Tiny Fish Grow Larger Fake "Eyes" to Distract Predators
The tiny damsel fish, frequent prey to larger fish and marine animals, has been found to increase the dark spot on its tail to appear to be a bigger "eye" while simultaneously shrinking the size of its real eyes.
Researchers report this tactic distracts predators and dramatically increases the damsel fish's chance of survival in the wild. By shrinking the size of its real eyes and increasing the "eye" on the back of its tail, the damsel fish is able to confuse predators and trick them into thinking the fish is traveling in the opposite direction.
"It's an amazing feat of cunning for a tiny fish," said Oona Lönnstedt, a graduate student at Australia's ARC Centre of Excellence for Coral Reef Studies (CoECRS) and James Cook University.
"Young damsel fish are pale yellow in color and have this distinctive black circular 'eye' marking towards their tail, which fades as they mature.
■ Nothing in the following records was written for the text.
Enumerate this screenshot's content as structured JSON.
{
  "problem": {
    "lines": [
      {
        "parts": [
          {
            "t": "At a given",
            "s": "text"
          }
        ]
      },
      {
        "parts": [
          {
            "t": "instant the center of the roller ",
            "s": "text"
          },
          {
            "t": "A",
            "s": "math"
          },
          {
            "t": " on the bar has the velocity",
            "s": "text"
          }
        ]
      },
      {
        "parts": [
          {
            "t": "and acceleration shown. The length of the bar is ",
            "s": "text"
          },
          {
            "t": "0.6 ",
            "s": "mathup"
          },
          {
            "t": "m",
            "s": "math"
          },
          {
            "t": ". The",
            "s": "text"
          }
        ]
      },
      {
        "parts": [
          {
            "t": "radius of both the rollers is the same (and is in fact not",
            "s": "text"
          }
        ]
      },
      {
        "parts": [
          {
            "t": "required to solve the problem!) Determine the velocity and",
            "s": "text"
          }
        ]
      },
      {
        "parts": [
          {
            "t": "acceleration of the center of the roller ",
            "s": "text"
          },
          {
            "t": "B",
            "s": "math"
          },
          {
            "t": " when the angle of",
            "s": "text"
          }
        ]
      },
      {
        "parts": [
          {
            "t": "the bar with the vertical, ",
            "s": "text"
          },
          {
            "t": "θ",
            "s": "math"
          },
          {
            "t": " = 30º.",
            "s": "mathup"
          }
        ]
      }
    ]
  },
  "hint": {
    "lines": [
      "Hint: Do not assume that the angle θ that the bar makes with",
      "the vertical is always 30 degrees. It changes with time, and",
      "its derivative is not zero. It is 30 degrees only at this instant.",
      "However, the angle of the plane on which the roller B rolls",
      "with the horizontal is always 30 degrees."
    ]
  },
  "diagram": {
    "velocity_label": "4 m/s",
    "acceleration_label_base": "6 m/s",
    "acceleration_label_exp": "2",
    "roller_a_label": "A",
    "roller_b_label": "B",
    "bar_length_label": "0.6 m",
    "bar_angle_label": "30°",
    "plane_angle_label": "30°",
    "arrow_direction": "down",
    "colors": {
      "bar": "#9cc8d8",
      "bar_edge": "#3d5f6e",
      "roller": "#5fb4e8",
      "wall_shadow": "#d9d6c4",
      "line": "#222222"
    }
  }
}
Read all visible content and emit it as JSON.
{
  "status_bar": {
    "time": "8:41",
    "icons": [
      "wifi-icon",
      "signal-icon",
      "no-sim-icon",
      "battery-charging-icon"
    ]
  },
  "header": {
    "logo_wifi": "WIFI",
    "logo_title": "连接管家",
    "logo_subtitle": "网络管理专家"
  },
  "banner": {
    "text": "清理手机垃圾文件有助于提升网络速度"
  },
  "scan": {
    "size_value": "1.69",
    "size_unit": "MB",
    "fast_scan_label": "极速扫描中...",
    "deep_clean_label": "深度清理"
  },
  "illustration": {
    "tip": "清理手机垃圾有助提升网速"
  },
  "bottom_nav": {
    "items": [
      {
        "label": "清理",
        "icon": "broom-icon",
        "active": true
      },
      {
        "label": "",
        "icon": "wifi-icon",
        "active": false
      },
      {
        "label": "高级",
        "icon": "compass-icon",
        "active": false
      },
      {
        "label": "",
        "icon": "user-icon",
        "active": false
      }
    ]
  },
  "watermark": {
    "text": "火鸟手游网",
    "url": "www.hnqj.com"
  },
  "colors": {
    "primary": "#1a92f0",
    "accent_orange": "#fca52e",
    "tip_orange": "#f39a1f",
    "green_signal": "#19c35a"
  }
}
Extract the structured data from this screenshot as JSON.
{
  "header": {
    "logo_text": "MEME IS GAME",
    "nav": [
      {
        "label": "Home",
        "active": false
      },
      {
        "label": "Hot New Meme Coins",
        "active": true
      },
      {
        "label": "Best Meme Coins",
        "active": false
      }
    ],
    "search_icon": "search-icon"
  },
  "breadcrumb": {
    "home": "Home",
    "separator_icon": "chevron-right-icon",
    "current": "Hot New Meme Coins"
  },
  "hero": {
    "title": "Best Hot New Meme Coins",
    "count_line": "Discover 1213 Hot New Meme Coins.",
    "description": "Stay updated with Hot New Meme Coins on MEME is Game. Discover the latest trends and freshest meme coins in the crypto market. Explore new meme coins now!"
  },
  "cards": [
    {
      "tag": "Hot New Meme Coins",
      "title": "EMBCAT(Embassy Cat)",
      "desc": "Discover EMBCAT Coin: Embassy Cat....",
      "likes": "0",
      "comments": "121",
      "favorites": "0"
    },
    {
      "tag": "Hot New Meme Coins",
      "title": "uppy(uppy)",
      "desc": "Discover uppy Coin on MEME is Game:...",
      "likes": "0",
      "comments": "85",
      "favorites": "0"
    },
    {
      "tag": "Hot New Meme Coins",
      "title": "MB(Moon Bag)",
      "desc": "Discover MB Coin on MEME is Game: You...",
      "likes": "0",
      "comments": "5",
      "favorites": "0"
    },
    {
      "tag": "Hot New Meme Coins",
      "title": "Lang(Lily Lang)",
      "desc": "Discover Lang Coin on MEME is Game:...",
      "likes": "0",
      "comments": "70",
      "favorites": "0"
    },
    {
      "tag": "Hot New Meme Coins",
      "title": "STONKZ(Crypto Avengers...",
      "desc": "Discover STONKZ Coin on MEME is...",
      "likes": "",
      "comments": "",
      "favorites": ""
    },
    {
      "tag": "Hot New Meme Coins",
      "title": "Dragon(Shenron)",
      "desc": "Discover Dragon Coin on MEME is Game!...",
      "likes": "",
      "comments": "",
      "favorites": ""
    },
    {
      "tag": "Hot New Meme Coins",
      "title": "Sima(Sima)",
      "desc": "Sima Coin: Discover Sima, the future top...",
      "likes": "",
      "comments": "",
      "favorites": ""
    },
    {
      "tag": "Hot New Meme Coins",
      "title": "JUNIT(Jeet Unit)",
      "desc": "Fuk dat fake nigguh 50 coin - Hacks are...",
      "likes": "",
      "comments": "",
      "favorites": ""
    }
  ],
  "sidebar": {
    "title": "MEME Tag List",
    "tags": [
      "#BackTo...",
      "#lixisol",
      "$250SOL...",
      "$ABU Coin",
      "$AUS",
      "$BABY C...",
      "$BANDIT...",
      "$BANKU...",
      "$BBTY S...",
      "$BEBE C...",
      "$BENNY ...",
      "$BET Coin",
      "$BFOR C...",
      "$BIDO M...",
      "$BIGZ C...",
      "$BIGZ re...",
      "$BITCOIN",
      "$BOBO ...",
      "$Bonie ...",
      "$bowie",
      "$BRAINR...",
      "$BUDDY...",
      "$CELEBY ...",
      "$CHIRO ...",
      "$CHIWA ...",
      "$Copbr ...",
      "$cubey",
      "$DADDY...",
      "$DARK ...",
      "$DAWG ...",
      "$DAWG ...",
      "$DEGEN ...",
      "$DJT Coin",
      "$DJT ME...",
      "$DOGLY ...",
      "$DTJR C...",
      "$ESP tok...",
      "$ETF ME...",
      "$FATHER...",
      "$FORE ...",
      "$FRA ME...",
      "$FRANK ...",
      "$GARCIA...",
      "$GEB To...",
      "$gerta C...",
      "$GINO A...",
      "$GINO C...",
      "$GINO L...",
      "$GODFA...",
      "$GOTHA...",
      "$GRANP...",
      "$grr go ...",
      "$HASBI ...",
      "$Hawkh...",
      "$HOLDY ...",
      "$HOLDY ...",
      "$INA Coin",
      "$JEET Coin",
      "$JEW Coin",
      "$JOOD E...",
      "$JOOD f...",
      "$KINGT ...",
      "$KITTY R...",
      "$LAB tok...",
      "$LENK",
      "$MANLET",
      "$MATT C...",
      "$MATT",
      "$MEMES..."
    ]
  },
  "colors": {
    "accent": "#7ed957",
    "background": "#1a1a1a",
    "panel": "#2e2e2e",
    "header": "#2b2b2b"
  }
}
We figured it must serve an important purpose when they are young."
For years aquatic researchers have been puzzling over whether the false eyespots on less vulnerable parts of fish played a role in protecting them from predators or if it was the result of a fortuitous but accidental evolutionary quirk.
The CoECRS team reports its find to be the first clear evidence of a fish changing the size of its real eyes and and its misleading eyespot to maximize survival chances when under threat.
"We found that when young damsel fish were placed in a specially built tank where they could see and smell predatory fish without being attacked, they automatically began to grow a bigger eye spot, and their real eye became relatively smaller, compared with damsels exposed only to herbivorous fish, or isolated ones," Lönnstedt said.
"We believe this is the first study to document predator-induced changes in the size of eyes and eye-spots in prey animals," she added.
When the researchers observed the fish in the wild, they documented a survival rate five time higher for fish who grew their tailfin "eyes" compared to fish that did not.
"This was dramatic proof that eyespots work -- and give young fish a hugely increased chance of not being eaten," Lönnstedt said.
She added: "We think the eyespots not only cause the predator to attack the wrong end of the fish, enabling it to escape by accelerating in the opposite direction, but also reduce the risk of fatal injury to the head."
Lönnstedt and her colleagues' research is published in the journal Scientific Reports.